Blogging News

Teens See More Kindness than Cruelty Online




As American teens navigate the new world of digital citizenship, a new study has found that 69 percent say their peers are mostly being kind to one another on social networking sites. Still, 12 percent say they witness meanness frequently, 29 percent sometimes and 47 percent only once in a while; 15 percent report that they have personally been the targets of mean or cruel behavior online.

The findings are based on focus groups and a national survey of youths ages 12 to 17 and their parents, conducted by the Pew Research Center Inter- net & American Life Project.


Find the full report at Tinyurl.com/7kl3cuj.

Edit ModuleShow Tags

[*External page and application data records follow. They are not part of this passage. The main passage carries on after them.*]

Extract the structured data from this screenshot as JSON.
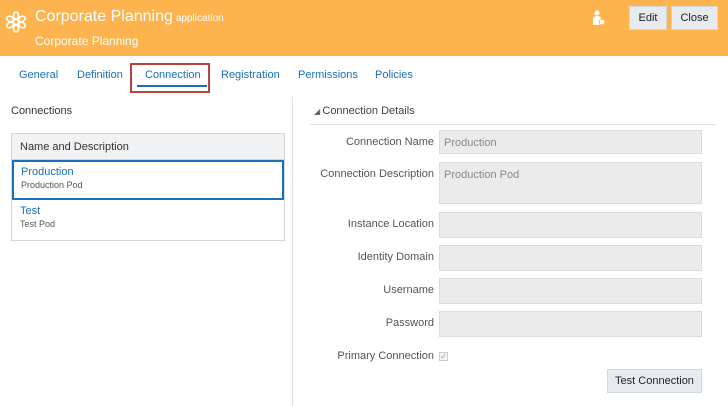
{
  "header": {
    "title": "Corporate Planning",
    "title_suffix": "application",
    "subtitle": "Corporate Planning",
    "edit_label": "Edit",
    "close_label": "Close"
  },
  "tabs": [
    "General",
    "Definition",
    "Connection",
    "Registration",
    "Permissions",
    "Policies"
  ],
  "active_tab": "Connection",
  "connections": {
    "heading": "Connections",
    "column": "Name and Description",
    "items": [
      {
        "name": "Production",
        "desc": "Production Pod"
      },
      {
        "name": "Test",
        "desc": "Test Pod"
      }
    ]
  },
  "details": {
    "heading": "Connection Details",
    "fields": [
      {
        "label": "Connection Name",
        "value": "Production"
      },
      {
        "label": "Connection Description",
        "value": "Production Pod"
      },
      {
        "label": "Instance Location",
        "value": ""
      },
      {
        "label": "Identity Domain",
        "value": ""
      },
      {
        "label": "Username",
        "value": ""
      },
      {
        "label": "Password",
        "value": ""
      }
    ],
    "primary_label": "Primary Connection",
    "primary_checked": true,
    "test_label": "Test Connection"
  }
}
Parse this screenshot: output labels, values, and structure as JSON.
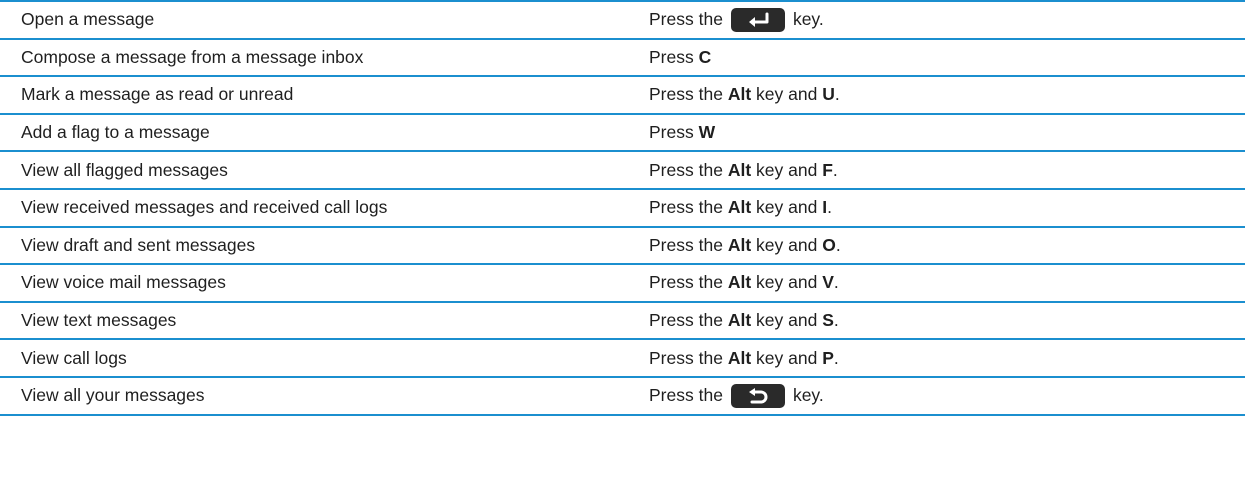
{
  "rows": [
    {
      "action": "Open a message",
      "pre": "Press the",
      "bold": "",
      "mid": "",
      "bold2": "",
      "post": "key.",
      "key_icon": "enter-key-icon"
    },
    {
      "action": "Compose a message from a message inbox",
      "pre": "Press",
      "bold": "C",
      "mid": "",
      "bold2": "",
      "post": ""
    },
    {
      "action": "Mark a message as read or unread",
      "pre": "Press the",
      "bold": "Alt",
      "mid": "key and",
      "bold2": "U",
      "post": "."
    },
    {
      "action": "Add a flag to a message",
      "pre": "Press",
      "bold": "W",
      "mid": "",
      "bold2": "",
      "post": ""
    },
    {
      "action": "View all flagged messages",
      "pre": "Press the",
      "bold": "Alt",
      "mid": "key and",
      "bold2": "F",
      "post": "."
    },
    {
      "action": "View received messages and received call logs",
      "pre": "Press the",
      "bold": "Alt",
      "mid": "key and",
      "bold2": "I",
      "post": "."
    },
    {
      "action": "View draft and sent messages",
      "pre": "Press the",
      "bold": "Alt",
      "mid": "key and",
      "bold2": "O",
      "post": "."
    },
    {
      "action": "View voice mail messages",
      "pre": "Press the",
      "bold": "Alt",
      "mid": "key and",
      "bold2": "V",
      "post": "."
    },
    {
      "action": "View text messages",
      "pre": "Press the",
      "bold": "Alt",
      "mid": "key and",
      "bold2": "S",
      "post": "."
    },
    {
      "action": "View call logs",
      "pre": "Press the",
      "bold": "Alt",
      "mid": "key and",
      "bold2": "P",
      "post": "."
    },
    {
      "action": "View all your messages",
      "pre": "Press the",
      "bold": "",
      "mid": "",
      "bold2": "",
      "post": "key.",
      "key_icon": "escape-key-icon"
    }
  ],
  "colors": {
    "rule": "#1b8fcf",
    "key_bg": "#2a2a2a",
    "text": "#1f1f1f"
  }
}
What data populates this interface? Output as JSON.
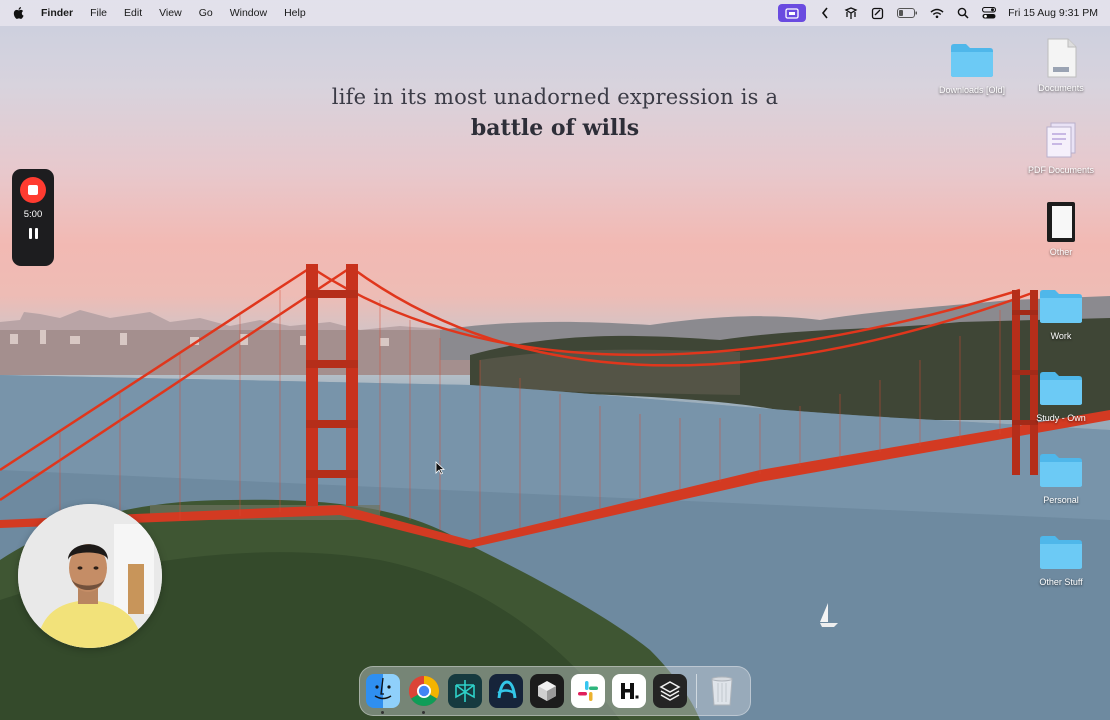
{
  "menubar": {
    "apple_icon": "apple-icon",
    "app_name": "Finder",
    "menus": [
      "File",
      "Edit",
      "View",
      "Go",
      "Window",
      "Help"
    ],
    "status_icons": [
      "screen-record-icon",
      "chevron-left-icon",
      "ai-assistant-icon",
      "notes-icon",
      "battery-icon",
      "wifi-icon",
      "search-icon",
      "control-center-icon"
    ],
    "datetime": "Fri 15 Aug  9:31 PM"
  },
  "wallpaper_quote": {
    "line1": "life in its most unadorned expression is a",
    "line2": "battle of wills"
  },
  "recorder": {
    "time": "5:00"
  },
  "desktop_icons": [
    {
      "label": "Downloads [Old]",
      "type": "folder"
    },
    {
      "label": "Documents",
      "type": "document"
    },
    {
      "label": "PDF Documents",
      "type": "document"
    },
    {
      "label": "Other",
      "type": "document"
    },
    {
      "label": "Work",
      "type": "folder"
    },
    {
      "label": "Study - Own",
      "type": "folder"
    },
    {
      "label": "Personal",
      "type": "folder"
    },
    {
      "label": "Other Stuff",
      "type": "folder"
    }
  ],
  "dock": {
    "apps": [
      "finder-icon",
      "chrome-icon",
      "perplexity-icon",
      "arc-icon",
      "cube-app-icon",
      "slack-icon",
      "hashnode-icon",
      "layers-app-icon"
    ],
    "trash": "trash-icon"
  },
  "colors": {
    "folder": "#5cc4f2",
    "record_red": "#ff3b30",
    "record_badge": "#6a4be0",
    "bridge": "#e0361c"
  }
}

More from Natural Awakenings

City Homesteading

Across the country, people in communities of all sizes are crafting ways to grow food, build eco-homes and live in harmony with the environment and each other.

Big Breakfast, Lower Body Mass

People that make breakfast their largest meal of the day have lower body mass, while those that make dinner the biggest meal are likely to weigh more, a recent study concluded.

Zinc Inhibits Throat Cancer

University of Texas researchers have found that zinc supplements can inhibit or slow the growth of esophageal cancer cells.

Moderate Exercise Guards Against Depression

A mere one hour of exercise a week reduced depression in 12 percent of Norwegian study participants.

Antidepressants in Pregnancy Linked to Autism

Children born to Swedish mothers that took antidepressants when pregnant had a slightly higher risk of autism compared to mothers with psychiatric conditions not taking the meds.
Edit ModuleShow Tags
Edit ModuleShow Tags